Published January 10, 2019 / Updated September 1, 2020
Taking Back Democracy
HR 1 declares an anti-corruption agenda
As always, we’ll start this out with a dose of honesty. House Resolution 1 (HR 1) is not going to get a vote in the Senate. Even if it does, there’s no way President Trump signs it into law. The bill is symbolic but, like all of those votes to repeal Obamacare before 2017, symbolic votes have a way of driving a very real agenda forward.
HR 1 is the centerpiece of the House Democratic Majority’s vision for American politics and it’s an appealing one. It has the honorific of being HR 1 to suggest that it is the cornerstone of the House agenda for the next two years. Here are the high-points of the bill:
1. Campaign Finance Reform
The biggest part of this is a government matching program which seeks to amplify the power of small donations. Every dollar donated (up to $200) would come with six dollars of federal matching funds.

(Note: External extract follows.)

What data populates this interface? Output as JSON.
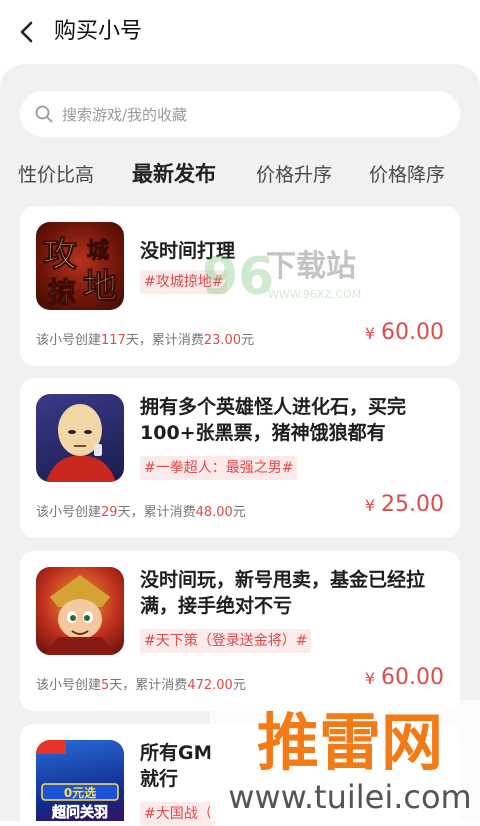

Other initiatives include tougher disclosure laws for Super PACs, government contractors, and social media platforms; a tie breaking vote on the Federal Election Commission; and a further restriction of how candidates and Super PACs can coordinate.
Finally, the bill includes some entirely symbolic language supporting a constitutional amendment overturning Citizens United.
There are two major shots across the Republican bow here. First, HR 1 adds a formal requirement that the President and Vice President (and candidates for those offices in the future) disclose their tax returns. Second, the bill would impose a new ethical code on the US Supreme Court. Justice Kavanaugh’s 80-some ethics complaints were dropped shortly after his confirmation to the Supreme Court as no formal system exists in which to file them.
In a much-needed nod to the #MeToo movement, HR 1 would also prevent Congress from using taxpayer funds to settle sexual harassment claims.
3. Voting Rights
Democrats are well aware that higher turnout favors them at the polls and that being against people voting looks really sketchy in a modern democracy. HR 1 is therefore loaded with popular electoral reforms which are very hard to oppose like: making election day a holiday; automatic, opt-out voter registration; early voting; same day registration; election security; and better poll worker training.
Perhaps most critically, HR 1 takes a stand against partisan gerrymandering and prohibits voter purges in federal elections.
Tell Congress What You Think
If Democrats care about this they have to push hard, knowing full well that the bill won’t pass. They won’t push unless you tell them to. You can write to Congress about this or any other topic by sending the word Resist to Resistbot on Facebook Messenger, Telegram, or as a Twitter direct message. If none of those work for you, Resistbot also supports old fashioned SMS: text RESIST to 50409 to get started. It takes 2 minutes to do something great.